The Honduran elections ended with deadly violence and a strengthening of a grip on power by the US-backed government.

Trump's wall can be destroyed a lot easier than bad immigration policies can.

Payday loan and rent-a-centers gouge the most vulnerable with ridiculous interest rates.

Lead-poisoned water isn’t only for Flint any more. It’s come to a community near you.

Bipartisan support for means-testing of social services is hurting the poor.

Andrew Cuomo sides with the very conservatives who he claims to challenge at every opportunity he can in the media.

The olympics are bad for cities.

Appalachia is a lot more progressive than liberals think it is - and you could see that in the West Virginia teachers’ strike.

Liberalism has completely and utterly failed.

Labor protests in Iran that are about a lot more than just the protesters bottom line.

Unions invest pension funds in Wall Street which works hard to undermine workers rights, pay and benefits.

That future is now under threat more than ever with the recent Janus ruling by the Supreme Court.

As mandatory arbitration destroys workers’ rights, corporate wellness programs are bad for workers’ health.

The largest US corporations who are engaging in billions of dollars of worker wage theft to line the pockets of their fabulously wealthy CEOs.

There is a capitalist way to get some of that power back. Maybe.

And the tech industry is starting to unionize, too.

The concentration of corporate power at companies like Amazon have been horrible for consumers, too.

Localization might combat fascism.

Maybe radical geography can change the world - and ‘zones to defend’ could be part of that radical geography.

We have been cursed by bipartisanism and BOTH parties agreeing on the bad ideas embraced by neoliberalism.

... read more

Dec 29 2018
Episode 1035

Speak and Sell

Dec 22 2018
Posted by Alexander Jerri

Welcome to the Moment of Truth: the thirst that is the drink.

"Some men are intimidated by strong women." This has been a glib, empty, un-self- aware dose of pabulum on the left for at least the last thirty years. A moment's reflection reveals its nonsensical nature. A moment's reflection is something frowned upon on the left, unless it's reflection of an acceptable dogma or bland agreement. Yes, strong people intimidate weaker people. But you're not being woke or clever or anything remotely laudable by pointing it out. Capitalism exacerbates that dynamic, incidentally. Your strength is both increased and rendered more intimidating by capitalism. Consider that, if you can.

Yes, I'm intimidated by strong women. Why shouldn't I be? Like strong men, they can reject me socially, hurt me physically, humiliate me, or merely exert power over me to my detriment. I'm supposed to feel ashamed of being intimidated? Blow me. I've got enough negative feelings just being intimidated, I'm not going to judge myself for it. Especially not by your criteria.

Yes, I've intimidated others, and I'm not proud of it. There are ways to defuse the intimidation dynamic, if you want to, if it's important to you, but it takes work, and some humility on your part. You have to be secure in yourself.
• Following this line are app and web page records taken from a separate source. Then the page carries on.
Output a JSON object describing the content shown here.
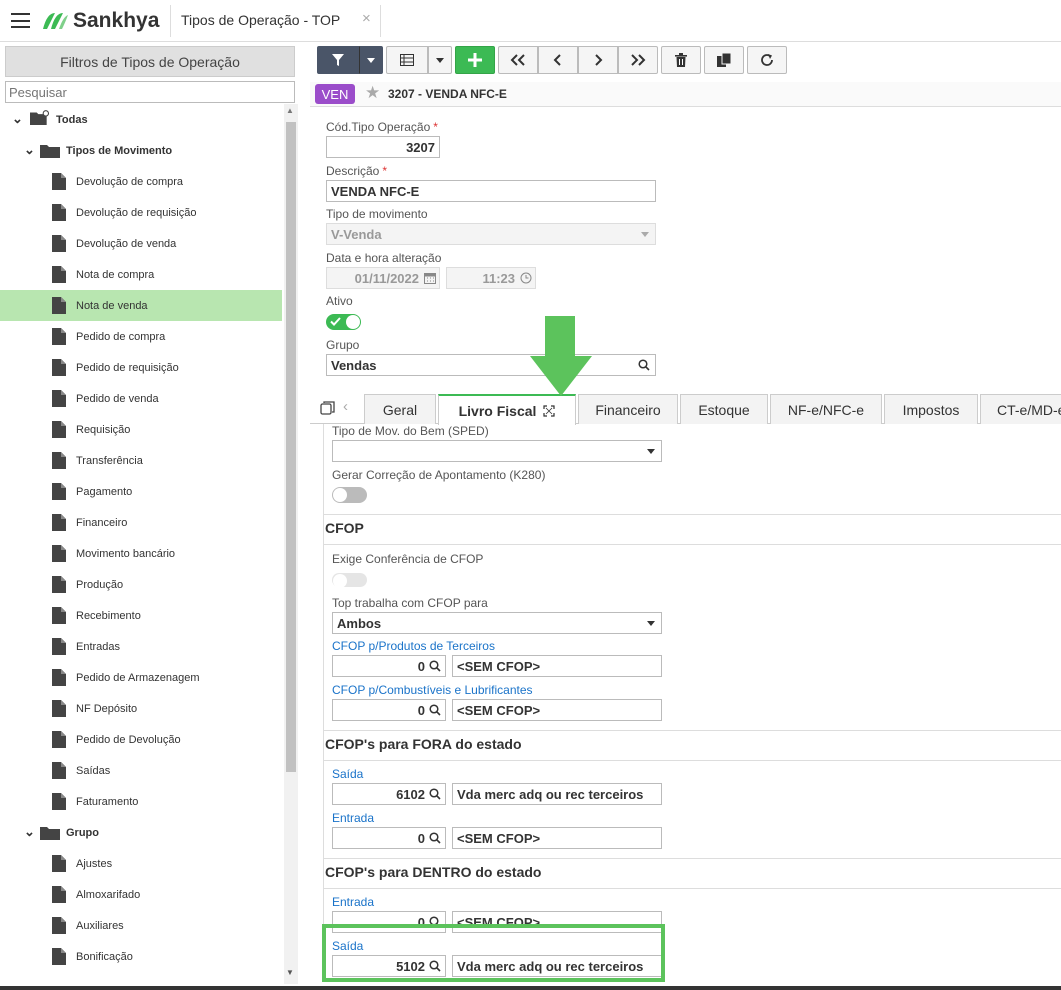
{
  "app": {
    "brand": "Sankhya",
    "doc_tab": "Tipos de Operação - TOP",
    "close": "×"
  },
  "colors": {
    "accent": "#3cba54",
    "badge": "#9b4dca",
    "selection": "#b8e6b0",
    "link": "#1a73c9"
  },
  "left": {
    "header": "Filtros de Tipos de Operação",
    "search_placeholder": "Pesquisar",
    "tree": [
      {
        "label": "Todas",
        "level": 0,
        "type": "root"
      },
      {
        "label": "Tipos de Movimento",
        "level": 1,
        "type": "folder"
      },
      {
        "label": "Devolução de compra",
        "level": 2,
        "type": "file"
      },
      {
        "label": "Devolução de requisição",
        "level": 2,
        "type": "file"
      },
      {
        "label": "Devolução de venda",
        "level": 2,
        "type": "file"
      },
      {
        "label": "Nota de compra",
        "level": 2,
        "type": "file"
      },
      {
        "label": "Nota de venda",
        "level": 2,
        "type": "file",
        "selected": true
      },
      {
        "label": "Pedido de compra",
        "level": 2,
        "type": "file"
      },
      {
        "label": "Pedido de requisição",
        "level": 2,
        "type": "file"
      },
      {
        "label": "Pedido de venda",
        "level": 2,
        "type": "file"
      },
      {
        "label": "Requisição",
        "level": 2,
        "type": "file"
      },
      {
        "label": "Transferência",
        "level": 2,
        "type": "file"
      },
      {
        "label": "Pagamento",
        "level": 2,
        "type": "file"
      },
      {
        "label": "Financeiro",
        "level": 2,
        "type": "file"
      },
      {
        "label": "Movimento bancário",
        "level": 2,
        "type": "file"
      },
      {
        "label": "Produção",
        "level": 2,
        "type": "file"
      },
      {
        "label": "Recebimento",
        "level": 2,
        "type": "file"
      },
      {
        "label": "Entradas",
        "level": 2,
        "type": "file"
      },
      {
        "label": "Pedido de Armazenagem",
        "level": 2,
        "type": "file"
      },
      {
        "label": "NF Depósito",
        "level": 2,
        "type": "file"
      },
      {
        "label": "Pedido de Devolução",
        "level": 2,
        "type": "file"
      },
      {
        "label": "Saídas",
        "level": 2,
        "type": "file"
      },
      {
        "label": "Faturamento",
        "level": 2,
        "type": "file"
      },
      {
        "label": "Grupo",
        "level": 1,
        "type": "folder"
      },
      {
        "label": "Ajustes",
        "level": 2,
        "type": "file"
      },
      {
        "label": "Almoxarifado",
        "level": 2,
        "type": "file"
      },
      {
        "label": "Auxiliares",
        "level": 2,
        "type": "file"
      },
      {
        "label": "Bonificação",
        "level": 2,
        "type": "file"
      }
    ]
  },
  "record": {
    "badge": "VEN",
    "title": "3207 - VENDA NFC-E"
  },
  "form": {
    "cod_label": "Cód.Tipo Operação",
    "cod_value": "3207",
    "req": "*",
    "desc_label": "Descrição",
    "desc_value": "VENDA NFC-E",
    "tipo_label": "Tipo de movimento",
    "tipo_value": "V-Venda",
    "data_label": "Data e hora alteração",
    "data_value": "01/11/2022",
    "hora_value": "11:23",
    "ativo_label": "Ativo",
    "grupo_label": "Grupo",
    "grupo_value": "Vendas"
  },
  "tabs": [
    "Geral",
    "Livro Fiscal",
    "Financeiro",
    "Estoque",
    "NF-e/NFC-e",
    "Impostos",
    "CT-e/MD-e"
  ],
  "fiscal": {
    "sped_label": "Tipo de Mov. do Bem (SPED)",
    "k280_label": "Gerar Correção de Apontamento (K280)",
    "cfop_title": "CFOP",
    "exige_label": "Exige Conferência de CFOP",
    "top_label": "Top trabalha com CFOP para",
    "top_value": "Ambos",
    "terc_label": "CFOP p/Produtos de Terceiros",
    "terc_code": "0",
    "terc_desc": "<SEM CFOP>",
    "comb_label": "CFOP p/Combustíveis e Lubrificantes",
    "comb_code": "0",
    "comb_desc": "<SEM CFOP>",
    "fora_title": "CFOP's para FORA do estado",
    "fora_saida_label": "Saída",
    "fora_saida_code": "6102",
    "fora_saida_desc": "Vda merc adq ou rec terceiros",
    "fora_entrada_label": "Entrada",
    "fora_entrada_code": "0",
    "fora_entrada_desc": "<SEM CFOP>",
    "dentro_title": "CFOP's para DENTRO do estado",
    "dentro_entrada_label": "Entrada",
    "dentro_entrada_code": "0",
    "dentro_entrada_desc": "<SEM CFOP>",
    "dentro_saida_label": "Saída",
    "dentro_saida_code": "5102",
    "dentro_saida_desc": "Vda merc adq ou rec terceiros"
  }
}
And yet humble at the same time. That's the burden of the strong. That's how you see beyond your privilege.

Don't worry, I'm not very good at it either.

This is the duty, in my opinion, of everyone with privilege, whether white, male, rich, beautiful, or otherwise gifted, exalted, or accomplished. The people who understand this are incredible, you know them when they reach out from their strengths and lift you up simply through the act of reaching. Not everyone has the ability, and even fewer want to have it. It's a singular strength, the ability to be humble and open about one's strengths, because we live in a culture that rewards bullying and egoism and not caring. Winning. We're all about winning, and we have a very narrow definition of victory.
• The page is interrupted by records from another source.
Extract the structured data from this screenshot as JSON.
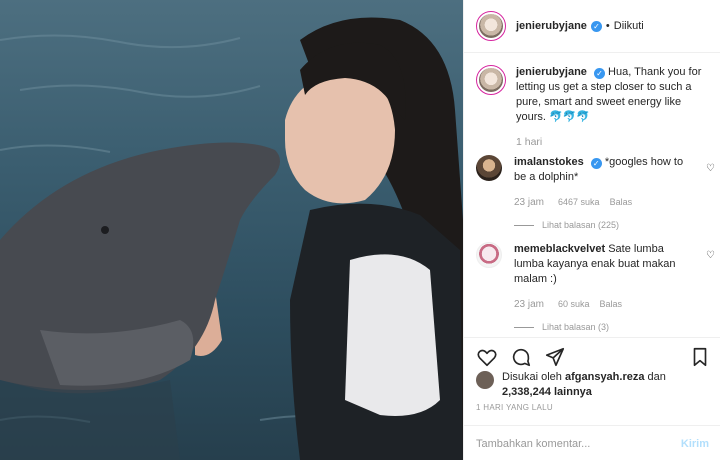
{
  "post": {
    "username": "jenierubyjane",
    "follow_status": "Diikuti",
    "caption": "Hua, Thank you for letting us get a step closer to such a pure, smart and sweet energy like yours.",
    "caption_emoji": "🐬🐬🐬",
    "caption_time": "1 hari"
  },
  "comments": [
    {
      "username": "imalanstokes",
      "text": "*googles how to be a dolphin*",
      "time": "23 jam",
      "likes": "6467 suka",
      "reply": "Balas",
      "view_replies": "Lihat balasan (225)"
    },
    {
      "username": "memeblackvelvet",
      "text": "Sate lumba lumba kayanya enak buat makan malam :)",
      "time": "23 jam",
      "likes": "60 suka",
      "reply": "Balas",
      "view_replies": "Lihat balasan (3)"
    }
  ],
  "likes": {
    "prefix": "Disukai oleh",
    "user": "afgansyah.reza",
    "connector": "dan",
    "count": "2,338,244 lainnya"
  },
  "post_age": "1 HARI YANG LALU",
  "comment_box": {
    "placeholder": "Tambahkan komentar...",
    "send_label": "Kirim"
  },
  "colors": {
    "verified": "#3897f0",
    "muted_text": "#999999",
    "send_disabled": "#b2dffc"
  }
}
But in some ways, that's the kind of animals we are. We jockey for prestige, we cultivate the best people as friends, we learn the tricks of making ourselves useful and helpful, or trusted, or admired, or highly regarded. And if we fail at these things, we lose. We become poor or lonely. In short, as a species, we are cliquish a-holes.
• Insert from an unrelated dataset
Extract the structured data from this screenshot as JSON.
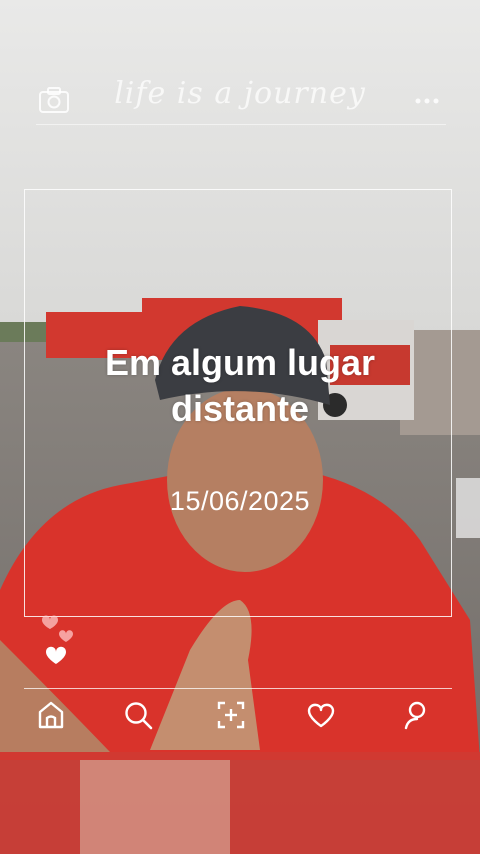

We also congratulate ourselves on not being the types that are... read more